The brothers even played a pivotal role in bringing the blacklisted folk singer Pete Seeger back to television, showcasing his song 'Waist Deep in the Big Muddy,' which was seen as a critique of President Lyndon Johnson's handling of the Vietnam War. This segment faced resistance from CBS but eventually made it to air.

Despite their success, the network canceled the show in 1970, accusing the Smothers Brothers of failing to submit an episode for censorship review.

Nearly four decades later, Tom Smothers humorously acknowledged the writers he believed had contributed to his firing when he received an honorary Emmy for his work on the show. He also used the platform to speak out against the prevailing notion that peace could only be achieved through war. His words resonated with those who believed in speaking truth to power and resisting efforts to silence dissenting voices.

size-full wp-image-1263241910
Singer and dancer Judy Carne with Tom and Dick Smothers. Credit: Bettmann / Getty

Tom and Dick Smothers were more than just comedy legends; they were champions of free expression and fearless entertainers. Their battles with CBS are immortalized in the 2002 documentary Smothered: The Censorship Struggles of the Smothers Brothers Comedy Hour.

Before their groundbreaking television show, the Smothers Brothers honed their unique comedic style on the nightclub and college circuits. Their routine blended folk music with a healthy dose of sibling rivalry. On stage, Tom, wielding a guitar, and Dick, with an upright bass, would launch into a traditional folk song, only for Tom - playing the role of the bumbling brother - to deliberately mess up the tune and humorously claim it was intentional.

Dick - portraying the serious and short-tempered sibling - would berate him, often culminating in the famous line: "Mom always liked you best!"

size-full wp-image-1263241909
Tom and Dick performing on-stage. Credit: Mark Junge / Getty

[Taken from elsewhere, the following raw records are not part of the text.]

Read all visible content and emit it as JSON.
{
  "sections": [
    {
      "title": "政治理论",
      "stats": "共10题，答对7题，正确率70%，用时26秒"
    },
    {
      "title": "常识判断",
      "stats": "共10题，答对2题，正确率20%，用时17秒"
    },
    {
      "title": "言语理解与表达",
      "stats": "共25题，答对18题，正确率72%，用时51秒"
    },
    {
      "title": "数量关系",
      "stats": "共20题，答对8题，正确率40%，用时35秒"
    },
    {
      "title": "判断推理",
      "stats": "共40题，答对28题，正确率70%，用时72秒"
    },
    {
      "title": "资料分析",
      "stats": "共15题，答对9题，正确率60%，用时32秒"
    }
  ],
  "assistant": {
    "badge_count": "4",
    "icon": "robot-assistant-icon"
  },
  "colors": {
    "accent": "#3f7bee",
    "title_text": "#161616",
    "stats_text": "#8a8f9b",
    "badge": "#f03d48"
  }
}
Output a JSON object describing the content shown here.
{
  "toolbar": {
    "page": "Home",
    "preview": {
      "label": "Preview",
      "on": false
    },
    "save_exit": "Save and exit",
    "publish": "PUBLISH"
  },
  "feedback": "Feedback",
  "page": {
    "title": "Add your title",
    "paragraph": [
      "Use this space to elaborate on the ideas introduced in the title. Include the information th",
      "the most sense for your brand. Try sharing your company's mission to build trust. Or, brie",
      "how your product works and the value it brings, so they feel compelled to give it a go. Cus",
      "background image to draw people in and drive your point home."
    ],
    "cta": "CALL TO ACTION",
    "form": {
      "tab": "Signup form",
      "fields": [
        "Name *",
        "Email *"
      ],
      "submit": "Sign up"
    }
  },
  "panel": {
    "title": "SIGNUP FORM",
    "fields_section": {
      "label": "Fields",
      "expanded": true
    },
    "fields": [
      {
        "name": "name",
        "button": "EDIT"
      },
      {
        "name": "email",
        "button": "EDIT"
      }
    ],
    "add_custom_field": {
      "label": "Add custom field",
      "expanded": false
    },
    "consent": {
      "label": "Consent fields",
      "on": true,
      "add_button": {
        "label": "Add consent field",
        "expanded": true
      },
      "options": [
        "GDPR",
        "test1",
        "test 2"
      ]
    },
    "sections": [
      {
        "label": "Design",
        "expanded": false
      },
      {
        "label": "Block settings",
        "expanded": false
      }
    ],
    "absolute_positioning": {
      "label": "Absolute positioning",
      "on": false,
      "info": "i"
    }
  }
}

While they maintained this shtick on their show, they also surrounded themselves with a talented ensemble of emerging writers and performers. Their writing team featured future actor-producer Rob Reiner, musician Mason Williams, and comedian Steve Martin, who presented Tom Smothers with a lifetime Emmy in 2008. The show's regular musical guests included esteemed artists like John Hartford, Glen Campbell, and Jennifer Warnes.

Tom Smothers's passing marks the end of an era in comedy, but his legacy as a fearless advocate for artistic freedom and his indelible contributions to entertainment will continue to inspire generations to come.

Our thoughts go out to Tom's fans, family, and friends at this time.

Featured image credit: Michael Ochs Archives / Stringer / Jason LaVeris / Getty